While reading an article about the famous painting, I started thinking.
In a BBC Radio broadcast that aired on June 14, food writer Stefan Gates traveled to Milan’s Santa Maria delle Grazie monastery, where the image is located, to take a look at the meal that the Leonardo painted for Jesus and his disciples.
Pinin Brambilla, who led the team of experts that cleaned and repainted “The Last Supper” over a period of 20 years, believes the dishes on the table are fish. (Fish was also an important symbol of Jesus in early Christian iconography.)
The late John Varriano, a former professor of art at Mount Holyoke College, had a slightly different theory — one that reveals more about the society that Leonardo lived in than it does about the meal actually served in the Bible. After examining the plates of food laid out on the table, Varriano claimed the meal included grilled eels garnished with a citrus fruit, most likely sliced lemons or oranges.
“I thought, how interesting and how contemporary this is,” Varriano said in the broadcast. “Because there’s absolutely no justification in the Bible for having eel at the Last Supper. Eel is not kosher after all, and this is supposed to be a Passover.”
I am not sure and personally really don’t care! Except that it got me thinking and wondering how much of our “Church” tradition might be colored by the customs of the modern day thinker. We tend to attribute modern day customs to many Biblical stories. We read Scripture with a 21 Century “Western” mentality.
We need to be careful to not impose our cultural values into the reading of the Scriptures. Ideas such as “God’s Blessing” means different things to a rich man than it does to a family living on the streets in total poverty.

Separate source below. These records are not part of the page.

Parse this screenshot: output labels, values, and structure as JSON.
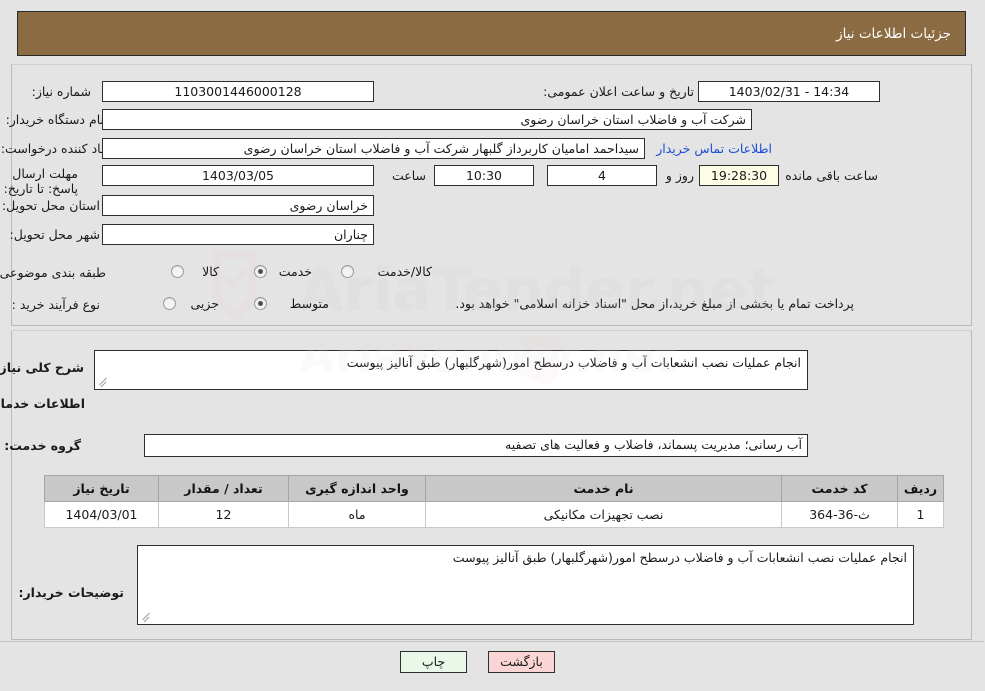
{
  "header": {
    "title": "جزئیات اطلاعات نیاز"
  },
  "form": {
    "need_number_label": "شماره نیاز:",
    "need_number_value": "1103001446000128",
    "public_announce_label": "تاریخ و ساعت اعلان عمومی:",
    "public_announce_value": "14:34 - 1403/02/31",
    "buyer_org_label": "نام دستگاه خریدار:",
    "buyer_org_value": "شرکت آب و فاضلاب استان خراسان رضوی",
    "requester_label": "ایجاد کننده درخواست:",
    "requester_value": "سیداحمد امامیان کاربرداز گلبهار  شرکت آب و فاضلاب استان خراسان رضوی",
    "contact_link": "اطلاعات تماس خریدار",
    "deadline_label": "مهلت ارسال پاسخ: تا تاریخ:",
    "deadline_date": "1403/03/05",
    "hour_label": "ساعت",
    "deadline_time": "10:30",
    "days_remaining": "4",
    "day_and_label": "روز و",
    "countdown": "19:28:30",
    "hour_remaining_label": "ساعت باقی مانده",
    "province_label": "استان محل تحویل:",
    "province_value": "خراسان رضوی",
    "city_label": "شهر محل تحویل:",
    "city_value": "چناران",
    "category_label": "طبقه بندی موضوعی:",
    "category_options": [
      {
        "label": "کالا",
        "selected": false
      },
      {
        "label": "خدمت",
        "selected": true
      },
      {
        "label": "کالا/خدمت",
        "selected": false
      }
    ],
    "process_label": "نوع فرآیند خرید :",
    "process_options": [
      {
        "label": "جزیی",
        "selected": false
      },
      {
        "label": "متوسط",
        "selected": true
      }
    ],
    "treasury_note": "پرداخت تمام یا بخشی از مبلغ خرید،از محل \"اسناد خزانه اسلامی\" خواهد بود."
  },
  "need": {
    "summary_label": "شرح کلی نیاز:",
    "summary_value": "انجام عملیات نصب انشعابات آب و فاضلاب درسطح امور(شهرگلبهار) طبق آنالیز پیوست",
    "services_heading": "اطلاعات خدمات مورد نیاز",
    "service_group_label": "گروه خدمت:",
    "service_group_value": "آب رسانی؛ مدیریت پسماند، فاضلاب و فعالیت های تصفیه"
  },
  "table": {
    "headers": [
      "ردیف",
      "کد خدمت",
      "نام خدمت",
      "واحد اندازه گیری",
      "تعداد / مقدار",
      "تاریخ نیاز"
    ],
    "rows": [
      {
        "row": "1",
        "code": "ث-36-364",
        "name": "نصب تجهیزات مکانیکی",
        "unit": "ماه",
        "quantity": "12",
        "date": "1404/03/01"
      }
    ]
  },
  "buyer_notes": {
    "label": "توضیحات خریدار:",
    "value": "انجام عملیات نصب انشعابات آب و فاضلاب درسطح امور(شهرگلبهار) طبق آنالیز پیوست"
  },
  "footer": {
    "print_label": "چاپ",
    "back_label": "بازگشت"
  },
  "colors": {
    "header_bg": "#8b6b41",
    "page_bg": "#e4e4e4",
    "link": "#1a4fd6",
    "countdown_bg": "#fdfce4",
    "print_bg": "#e9f8e9",
    "back_bg": "#fbd5d5",
    "table_header_bg": "#c8c8c8"
  },
  "watermark": {
    "text": "AriaTender.net"
  }
}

Each imposes their experiential circumstances to the interpretation of the Scripture. Each will tell you that the Blessing from God is a totally different thing.